Also, it was a character that, like I mentioned earlier, was going to evolve.  I could see where things would sort of go, and we have some options in terms of Jack evolving and changing and his relationships changing, so.

SF: Now The Good Guys has an amazing cast.  Can you talk about your chemistry with them?
CH: We're sort of in this weird state where we all really like each other.  We all really get along.  Everyone who's come to join us in our little corner of the sandbox has been great and have been great sports and have had a good time coming down to Dallas and playing with us.  It's pretty much everyone that's come through has really said, "Wow, you guys are really having a good time.  This is the most fun I've had on a TV show in quite some time." 

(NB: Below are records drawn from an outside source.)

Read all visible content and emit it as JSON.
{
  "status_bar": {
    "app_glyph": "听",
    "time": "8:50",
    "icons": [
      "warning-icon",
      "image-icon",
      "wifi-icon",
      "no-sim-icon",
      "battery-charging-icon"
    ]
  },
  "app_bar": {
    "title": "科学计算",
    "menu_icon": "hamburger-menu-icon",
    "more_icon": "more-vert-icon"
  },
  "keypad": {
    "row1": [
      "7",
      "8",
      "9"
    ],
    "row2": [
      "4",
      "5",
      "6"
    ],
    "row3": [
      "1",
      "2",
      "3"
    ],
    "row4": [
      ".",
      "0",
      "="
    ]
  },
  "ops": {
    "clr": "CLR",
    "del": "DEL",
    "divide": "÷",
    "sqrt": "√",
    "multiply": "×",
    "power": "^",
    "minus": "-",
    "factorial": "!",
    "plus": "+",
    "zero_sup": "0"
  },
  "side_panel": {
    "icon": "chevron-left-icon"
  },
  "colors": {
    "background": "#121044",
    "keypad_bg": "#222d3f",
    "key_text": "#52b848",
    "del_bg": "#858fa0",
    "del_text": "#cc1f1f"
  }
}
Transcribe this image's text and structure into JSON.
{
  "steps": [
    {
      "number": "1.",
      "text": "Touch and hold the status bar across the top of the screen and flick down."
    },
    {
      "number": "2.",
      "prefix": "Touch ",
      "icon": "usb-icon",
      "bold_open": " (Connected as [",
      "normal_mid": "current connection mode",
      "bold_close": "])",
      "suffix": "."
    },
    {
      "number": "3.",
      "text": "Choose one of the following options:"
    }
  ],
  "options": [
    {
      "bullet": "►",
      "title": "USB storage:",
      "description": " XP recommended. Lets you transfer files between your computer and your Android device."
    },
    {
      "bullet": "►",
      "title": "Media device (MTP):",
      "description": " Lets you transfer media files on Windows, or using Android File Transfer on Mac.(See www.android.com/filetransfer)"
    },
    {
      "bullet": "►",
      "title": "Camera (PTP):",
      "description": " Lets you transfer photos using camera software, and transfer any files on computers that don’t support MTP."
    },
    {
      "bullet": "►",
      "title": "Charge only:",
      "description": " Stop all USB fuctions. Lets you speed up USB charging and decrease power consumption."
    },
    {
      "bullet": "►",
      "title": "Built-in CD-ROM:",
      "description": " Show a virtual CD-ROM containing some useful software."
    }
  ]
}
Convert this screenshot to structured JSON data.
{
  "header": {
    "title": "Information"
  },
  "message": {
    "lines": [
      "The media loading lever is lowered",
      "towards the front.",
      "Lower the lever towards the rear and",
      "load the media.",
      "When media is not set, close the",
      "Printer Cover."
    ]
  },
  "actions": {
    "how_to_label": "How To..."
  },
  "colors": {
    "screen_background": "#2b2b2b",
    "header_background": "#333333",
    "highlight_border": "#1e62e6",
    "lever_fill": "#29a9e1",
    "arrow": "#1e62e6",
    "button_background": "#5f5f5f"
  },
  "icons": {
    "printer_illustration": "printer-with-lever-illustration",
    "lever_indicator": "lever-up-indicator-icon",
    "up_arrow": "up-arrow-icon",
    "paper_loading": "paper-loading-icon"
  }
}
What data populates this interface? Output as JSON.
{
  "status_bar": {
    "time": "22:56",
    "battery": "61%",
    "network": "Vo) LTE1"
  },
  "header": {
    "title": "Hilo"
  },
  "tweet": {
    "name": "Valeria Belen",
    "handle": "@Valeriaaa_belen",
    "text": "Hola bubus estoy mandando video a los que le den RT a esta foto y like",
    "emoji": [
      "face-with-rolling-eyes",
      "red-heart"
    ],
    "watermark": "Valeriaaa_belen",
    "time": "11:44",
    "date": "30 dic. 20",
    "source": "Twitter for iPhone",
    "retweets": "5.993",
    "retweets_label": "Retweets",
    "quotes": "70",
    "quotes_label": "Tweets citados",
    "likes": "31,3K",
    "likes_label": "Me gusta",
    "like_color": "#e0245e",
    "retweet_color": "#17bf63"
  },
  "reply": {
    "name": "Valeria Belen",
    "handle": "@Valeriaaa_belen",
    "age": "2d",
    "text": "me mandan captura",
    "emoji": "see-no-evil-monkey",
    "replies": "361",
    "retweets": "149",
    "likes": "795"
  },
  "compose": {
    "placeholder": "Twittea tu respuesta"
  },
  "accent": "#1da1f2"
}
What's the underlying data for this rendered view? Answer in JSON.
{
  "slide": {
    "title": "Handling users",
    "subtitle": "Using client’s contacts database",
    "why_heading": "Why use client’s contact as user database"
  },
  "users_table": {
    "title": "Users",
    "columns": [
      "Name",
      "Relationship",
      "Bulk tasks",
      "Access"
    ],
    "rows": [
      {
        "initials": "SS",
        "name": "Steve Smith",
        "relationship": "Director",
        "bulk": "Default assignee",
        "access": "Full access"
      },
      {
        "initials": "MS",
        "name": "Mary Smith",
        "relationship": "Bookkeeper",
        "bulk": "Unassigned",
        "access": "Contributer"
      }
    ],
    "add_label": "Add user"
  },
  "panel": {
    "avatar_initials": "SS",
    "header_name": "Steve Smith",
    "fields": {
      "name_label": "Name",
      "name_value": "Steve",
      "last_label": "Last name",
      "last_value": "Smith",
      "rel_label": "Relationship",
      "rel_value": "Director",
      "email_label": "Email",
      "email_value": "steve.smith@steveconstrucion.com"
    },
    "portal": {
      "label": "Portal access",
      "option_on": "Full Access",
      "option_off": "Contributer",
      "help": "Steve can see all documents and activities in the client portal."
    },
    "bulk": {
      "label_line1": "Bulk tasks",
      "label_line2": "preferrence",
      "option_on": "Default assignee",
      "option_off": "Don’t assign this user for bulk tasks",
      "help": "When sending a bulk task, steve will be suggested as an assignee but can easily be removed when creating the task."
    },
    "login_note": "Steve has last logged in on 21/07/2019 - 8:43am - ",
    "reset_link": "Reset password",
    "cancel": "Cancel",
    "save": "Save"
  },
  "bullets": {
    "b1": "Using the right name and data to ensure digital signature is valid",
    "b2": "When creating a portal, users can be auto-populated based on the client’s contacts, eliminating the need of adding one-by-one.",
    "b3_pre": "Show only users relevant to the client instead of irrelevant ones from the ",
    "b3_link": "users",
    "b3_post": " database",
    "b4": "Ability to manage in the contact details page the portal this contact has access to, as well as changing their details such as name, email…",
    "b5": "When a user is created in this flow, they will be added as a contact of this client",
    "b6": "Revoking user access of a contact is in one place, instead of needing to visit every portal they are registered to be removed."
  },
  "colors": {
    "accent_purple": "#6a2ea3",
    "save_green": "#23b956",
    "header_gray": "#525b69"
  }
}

We try and keep it light.  We try and keep it fun because if you're able to laugh during work no matter how arduous it is, it sort of comes through in the finished product.  So, we have a good time.  We're all great.  We're sort of enjoying our honeymoon, so to speak.

SF: On thinking back to the last episode that aired, and you got tased.  What was that like to film that because I have to say as somebody who has experienced the Tasers, you just nailed that perfectly.  That was classic.
CH: There was a video I saw that was actually really funny of a guy getting tased, who when he was getting tased, he sounded like Chewbacca.  I remember going up to Jonathan Frakes, who was directing.  I said, "Look, I would like them to do something with my voice.  I think that would be really funny, but I know that that will never happen because I have no control over sound or anything like that once we're finished making the episode.  So, I want to try and do something here that's kind of like that.”  But I also needed to make sure that whatever action I did was extremely identifiable since so many other people in the episode then copied whatever Jack did.  So I just sort of put the hands up and did the little back and forth and the tase and there you went.  Ironically, the entire crew did the tasing for me on the last day of the episode, which was very funny. 

For some reason—I don't know why—but when my wife saw the episode, she laughed a laugh that I'd never heard before and laughed hard.  That was a little disconcerting when your wife laughs really hard at you getting tased.  She had to watch that like three or four times, and I was just like, "What?  What does this mean?  What does this mean to our relationship?  You're enjoying this a little too much."  Never seen her laugh like that before, but it was great because then I realized, "Oh, we sort of did something right there."

Peter Oberth
Interview by Peter Oberth
Follow him @ Twitter